At the very pinnacle of the profession, however, is Alberta-born Brian Tracy. A hugely popular motivational speaker, Tracy is a role model to his Canadian colleagues, a shining example of what a little ambition combined with a gift for the gab can do for a person. He has an office in San Diego and an entire research department that does nothing but scout out potential speech material. Last year, Tracy figures he brought in some US$20 million in revenues, not just from his speaking engagements but also from the sale of cassettes and videos in 31 countries. He says that at least half of his revenues come from product sales.
Tracy maintains that the reason he is in such demand is because he talks about the big picture. Most people are so focused on their jobs and families, they never get the chance to stand back and see things as they really are. Tracy is well qualified to give them perspective. By his own account, he spends his days travelling the world, talking not just to groups but to business leaders and high-ranking politicians, all the while reading at least two books a week. Which means there's no substitute for hearing Tracy talk. He claims that in the space of a three-and-a-half-hour seminar, he can impart what it would take the average person a year to glean through in reading.
Yet he maintains his success has little to do with the actual content of his speeches. Tracy believes that the reason crowds love him and keep coming back for more flows form his understanding of a simple truth: it's not what you say, but how you say it. Knowing how to have an effect on people with the spoken word alone is an art, though to learn, nearly impossible to master. Tracy figures it took him seven years and thousands of hours behind a lectern before he became competent. "I can still spend a single day trying to figure out how to enunciate a single phrase," he admits.
For many aspiring speakers, enchanted perhaps by the prospect of easy money, there's the rub. Very few people have the natural ability essential to succeed in this business. Fewer still have the fortitude to keep it going during the lean years, when bookings are few and far between. "There's a great fallout rate in this business," says Norm Rebin. "People think it's the road to riches, but that's the worst possible reason to do this."

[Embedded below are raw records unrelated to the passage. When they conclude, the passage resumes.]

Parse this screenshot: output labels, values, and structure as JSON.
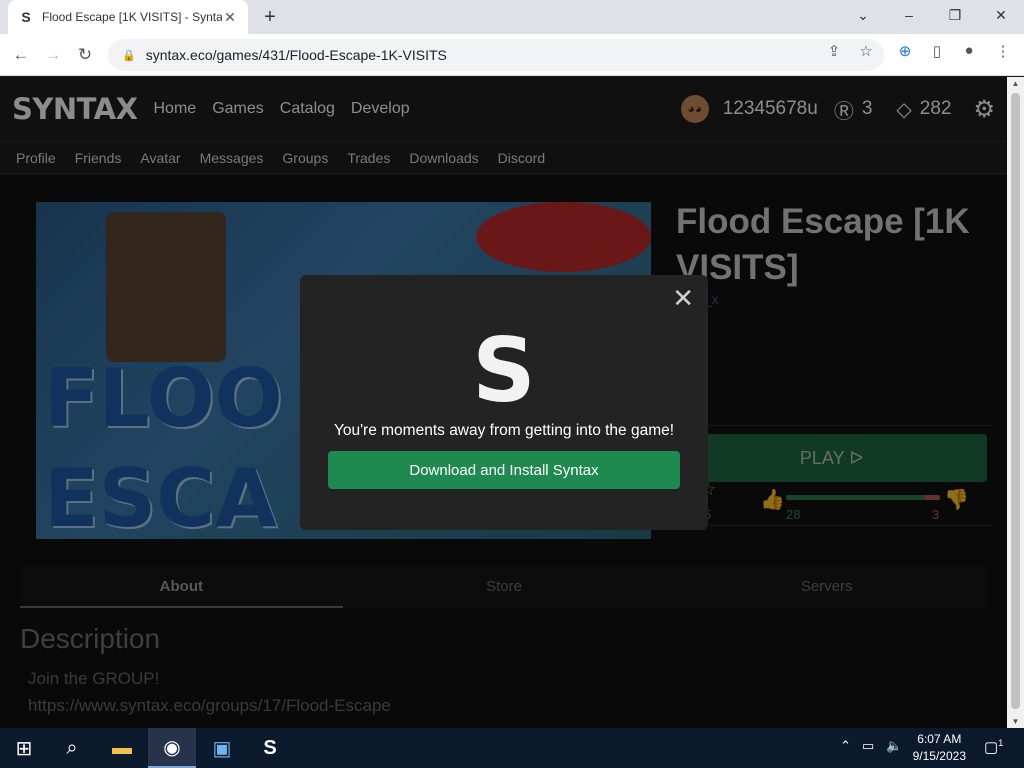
{
  "browser": {
    "tab_title": "Flood Escape [1K VISITS] - Syntax",
    "tab_favicon": "S",
    "new_tab_label": "+",
    "url": "syntax.eco/games/431/Flood-Escape-1K-VISITS",
    "window_controls": {
      "minimize": "–",
      "restore": "❐",
      "close": "✕",
      "tabsearch": "⌄"
    }
  },
  "site": {
    "logo": "SYNTAX",
    "main_nav": [
      "Home",
      "Games",
      "Catalog",
      "Develop"
    ],
    "username": "12345678u",
    "robux": "3",
    "tickets": "282",
    "sub_nav": [
      "Profile",
      "Friends",
      "Avatar",
      "Messages",
      "Groups",
      "Trades",
      "Downloads",
      "Discord"
    ]
  },
  "game": {
    "title": "Flood Escape [1K VISITS]",
    "creator": "_x",
    "play_label": "PLAY ᐅ",
    "favorites": "5",
    "upvotes": "28",
    "downvotes": "3",
    "upvote_share": 0.9,
    "thumbnail_text_line1": "FLOO",
    "thumbnail_text_line2": "ESCA"
  },
  "tabs": [
    "About",
    "Store",
    "Servers"
  ],
  "description": {
    "heading": "Description",
    "lines": [
      "Join the GROUP!",
      "https://www.syntax.eco/groups/17/Flood-Escape"
    ]
  },
  "modal": {
    "logo": "S",
    "message": "You're moments away from getting into the game!",
    "button": "Download and Install Syntax",
    "close": "✕"
  },
  "taskbar": {
    "time": "6:07 AM",
    "date": "9/15/2023",
    "notification_count": "1"
  },
  "colors": {
    "accent_green": "#1f8a4f",
    "play_green": "#1f6b45",
    "header_bg": "#1e1e1e"
  }
}
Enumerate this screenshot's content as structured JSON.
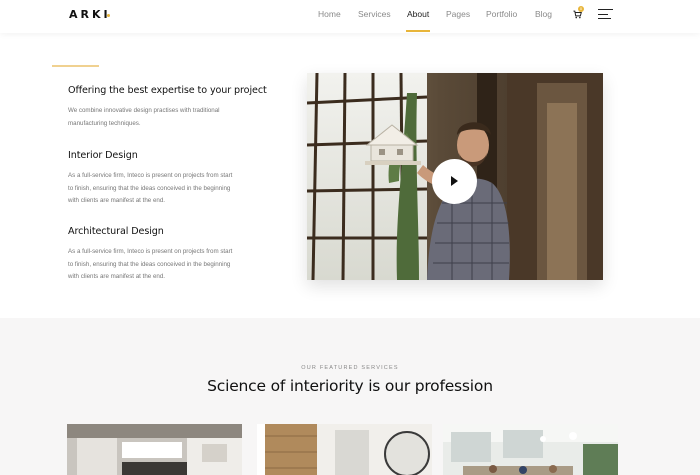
{
  "brand": {
    "logo": "ARKI"
  },
  "nav": {
    "items": [
      "Home",
      "Services",
      "About",
      "Pages",
      "Portfolio",
      "Blog"
    ],
    "active": "About",
    "cart_count": "0"
  },
  "features": [
    {
      "title": "Offering the best expertise to your project",
      "lines": [
        "We combine innovative design practises with traditional",
        "manufacturing techniques."
      ]
    },
    {
      "title": "Interior Design",
      "lines": [
        "As a full-service firm, Inteco is present on projects from start",
        "to finish, ensuring that the ideas conceived in the beginning",
        "with clients are manifest at the end."
      ]
    },
    {
      "title": "Architectural Design",
      "lines": [
        "As a full-service firm, Inteco is present on projects from start",
        "to finish, ensuring that the ideas conceived in the beginning",
        "with clients are manifest at the end."
      ]
    }
  ],
  "video": {
    "icon": "play-icon"
  },
  "featured": {
    "eyebrow": "OUR FEATURED SERVICES",
    "title": "Science of interiority is our profession"
  },
  "colors": {
    "accent": "#e8b53a",
    "section_bg": "#f7f6f6",
    "text_muted": "#777777"
  }
}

"The only reason you should be speaking is because you've got to speak," agrees Bender. "You've got to want to speak more than anything else in the world."